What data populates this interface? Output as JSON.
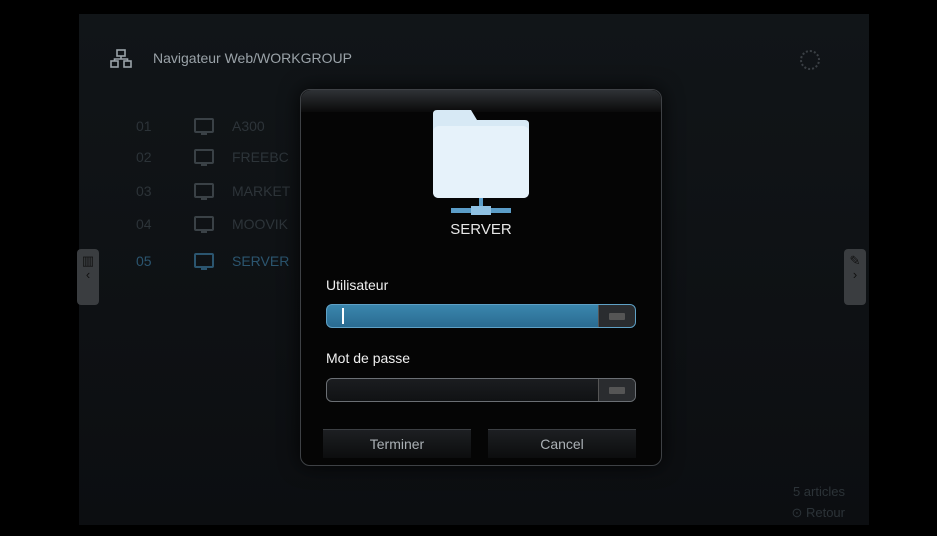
{
  "header": {
    "title": "Navigateur Web/WORKGROUP",
    "icon": "network-icon"
  },
  "list": [
    {
      "num": "01",
      "name": "A300"
    },
    {
      "num": "02",
      "name": "FREEBC"
    },
    {
      "num": "03",
      "name": "MARKET"
    },
    {
      "num": "04",
      "name": "MOOVIK"
    },
    {
      "num": "05",
      "name": "SERVER"
    }
  ],
  "selected_index": 4,
  "footer": {
    "count": "5 articles",
    "back": "Retour"
  },
  "dialog": {
    "server_name": "SERVER",
    "user_label": "Utilisateur",
    "user_value": "",
    "password_label": "Mot de passe",
    "password_value": "",
    "finish_label": "Terminer",
    "cancel_label": "Cancel"
  },
  "colors": {
    "accent": "#2f7aa3",
    "selected_text": "#2b556f"
  }
}
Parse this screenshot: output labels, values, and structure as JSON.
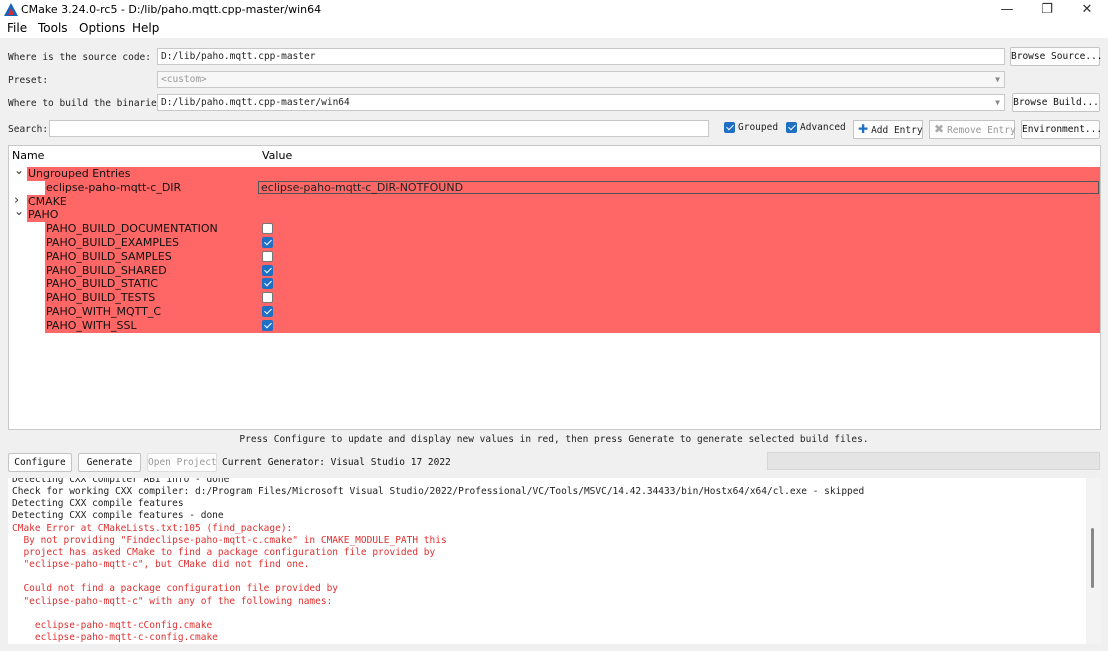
{
  "window": {
    "title": "CMake 3.24.0-rc5 - D:/lib/paho.mqtt.cpp-master/win64",
    "controls": {
      "minimize": "—",
      "maximize": "❐",
      "close": "✕"
    }
  },
  "menu": [
    "File",
    "Tools",
    "Options",
    "Help"
  ],
  "source": {
    "label": "Where is the source code:",
    "value": "D:/lib/paho.mqtt.cpp-master",
    "button": "Browse Source..."
  },
  "preset": {
    "label": "Preset:",
    "value": "<custom>"
  },
  "build": {
    "label": "Where to build the binaries:",
    "value": "D:/lib/paho.mqtt.cpp-master/win64",
    "button": "Browse Build..."
  },
  "search": {
    "label": "Search:",
    "value": ""
  },
  "toolbar": {
    "grouped": {
      "label": "Grouped",
      "checked": true
    },
    "advanced": {
      "label": "Advanced",
      "checked": true
    },
    "add_entry": "Add Entry",
    "remove_entry": "Remove Entry",
    "environment": "Environment..."
  },
  "tree": {
    "header": {
      "name": "Name",
      "value": "Value"
    },
    "rows": [
      {
        "type": "group",
        "expanded": true,
        "name": "Ungrouped Entries"
      },
      {
        "type": "text",
        "name": "eclipse-paho-mqtt-c_DIR",
        "value": "eclipse-paho-mqtt-c_DIR-NOTFOUND"
      },
      {
        "type": "group",
        "expanded": false,
        "name": "CMAKE"
      },
      {
        "type": "group",
        "expanded": true,
        "name": "PAHO"
      },
      {
        "type": "bool",
        "name": "PAHO_BUILD_DOCUMENTATION",
        "checked": false
      },
      {
        "type": "bool",
        "name": "PAHO_BUILD_EXAMPLES",
        "checked": true
      },
      {
        "type": "bool",
        "name": "PAHO_BUILD_SAMPLES",
        "checked": false
      },
      {
        "type": "bool",
        "name": "PAHO_BUILD_SHARED",
        "checked": true
      },
      {
        "type": "bool",
        "name": "PAHO_BUILD_STATIC",
        "checked": true
      },
      {
        "type": "bool",
        "name": "PAHO_BUILD_TESTS",
        "checked": false
      },
      {
        "type": "bool",
        "name": "PAHO_WITH_MQTT_C",
        "checked": true
      },
      {
        "type": "bool",
        "name": "PAHO_WITH_SSL",
        "checked": true
      }
    ]
  },
  "info_text": "Press Configure to update and display new values in red, then press Generate to generate selected build files.",
  "actions": {
    "configure": "Configure",
    "generate": "Generate",
    "open_project": "Open Project",
    "generator": "Current Generator: Visual Studio 17 2022"
  },
  "output": [
    {
      "text": "Detecting CXX compiler ABI info - done",
      "kind": "dark"
    },
    {
      "text": "Check for working CXX compiler: d:/Program Files/Microsoft Visual Studio/2022/Professional/VC/Tools/MSVC/14.42.34433/bin/Hostx64/x64/cl.exe - skipped",
      "kind": "dark"
    },
    {
      "text": "Detecting CXX compile features",
      "kind": "dark"
    },
    {
      "text": "Detecting CXX compile features - done",
      "kind": "dark"
    },
    {
      "text": "CMake Error at CMakeLists.txt:105 (find_package):",
      "kind": "err"
    },
    {
      "text": "  By not providing \"Findeclipse-paho-mqtt-c.cmake\" in CMAKE_MODULE_PATH this",
      "kind": "err"
    },
    {
      "text": "  project has asked CMake to find a package configuration file provided by",
      "kind": "err"
    },
    {
      "text": "  \"eclipse-paho-mqtt-c\", but CMake did not find one.",
      "kind": "err"
    },
    {
      "text": "",
      "kind": "err"
    },
    {
      "text": "  Could not find a package configuration file provided by",
      "kind": "err"
    },
    {
      "text": "  \"eclipse-paho-mqtt-c\" with any of the following names:",
      "kind": "err"
    },
    {
      "text": "",
      "kind": "err"
    },
    {
      "text": "    eclipse-paho-mqtt-cConfig.cmake",
      "kind": "err"
    },
    {
      "text": "    eclipse-paho-mqtt-c-config.cmake",
      "kind": "err"
    }
  ],
  "colors": {
    "changed_row": "#ff6666",
    "error_text": "#e03030",
    "checkbox": "#1f6fc5"
  }
}
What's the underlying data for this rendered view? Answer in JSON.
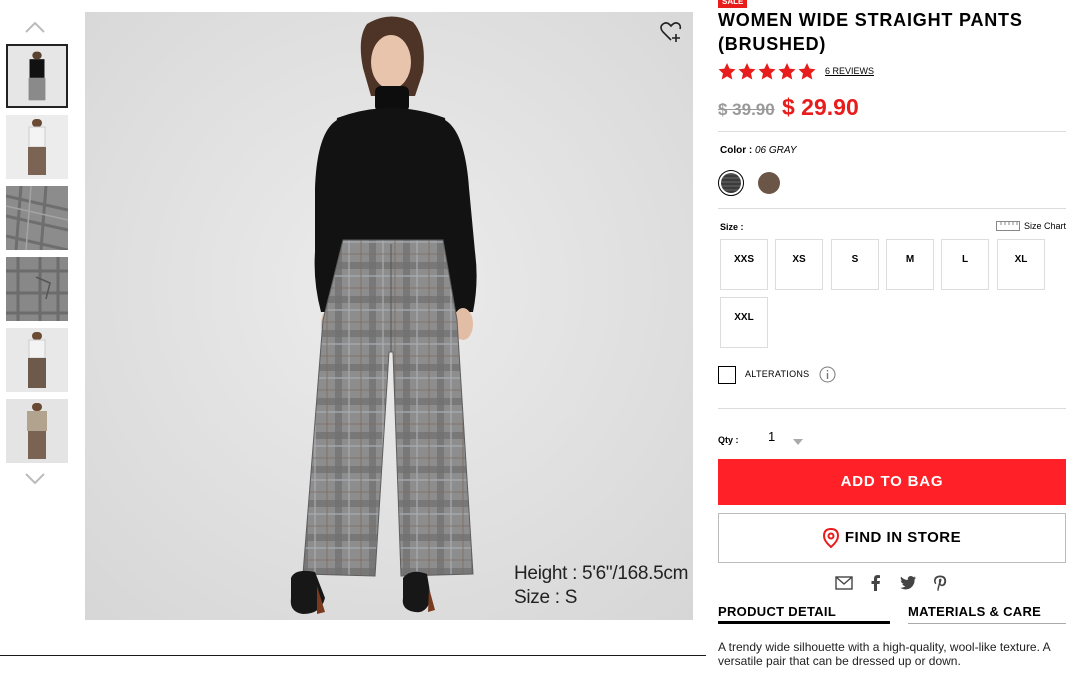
{
  "product": {
    "badge": "SALE",
    "title": "WOMEN WIDE STRAIGHT PANTS (BRUSHED)",
    "rating": 5,
    "reviews": "6 REVIEWS",
    "price_original": "$ 39.90",
    "price_sale": "$ 29.90"
  },
  "color": {
    "label": "Color :",
    "value": "06 GRAY",
    "swatches": [
      {
        "name": "gray-check",
        "hex": "#8a8a8a",
        "selected": true
      },
      {
        "name": "brown",
        "hex": "#6a5547",
        "selected": false
      }
    ]
  },
  "size": {
    "label": "Size :",
    "chart_label": "Size Chart",
    "options": [
      "XXS",
      "XS",
      "S",
      "M",
      "L",
      "XL",
      "XXL"
    ]
  },
  "alterations": {
    "label": "ALTERATIONS"
  },
  "quantity": {
    "label": "Qty :",
    "value": "1"
  },
  "actions": {
    "add_to_bag": "ADD TO BAG",
    "find_in_store": "FIND IN STORE"
  },
  "tabs": [
    {
      "label": "PRODUCT DETAIL",
      "active": true
    },
    {
      "label": "MATERIALS & CARE",
      "active": false
    }
  ],
  "description": "A trendy wide silhouette with a high-quality, wool-like texture. A versatile pair that can be dressed up or down.",
  "image_caption": {
    "height": "Height : 5'6\"/168.5cm",
    "size": "Size : S"
  },
  "colors": {
    "accent": "#ff2127",
    "sale_red": "#e91c1c",
    "star": "#e91c1c"
  }
}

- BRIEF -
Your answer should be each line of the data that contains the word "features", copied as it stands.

- WRITTEN RESPONSE -
      "text": "Detecting CXX compile features",
      "text": "Detecting CXX compile features - done",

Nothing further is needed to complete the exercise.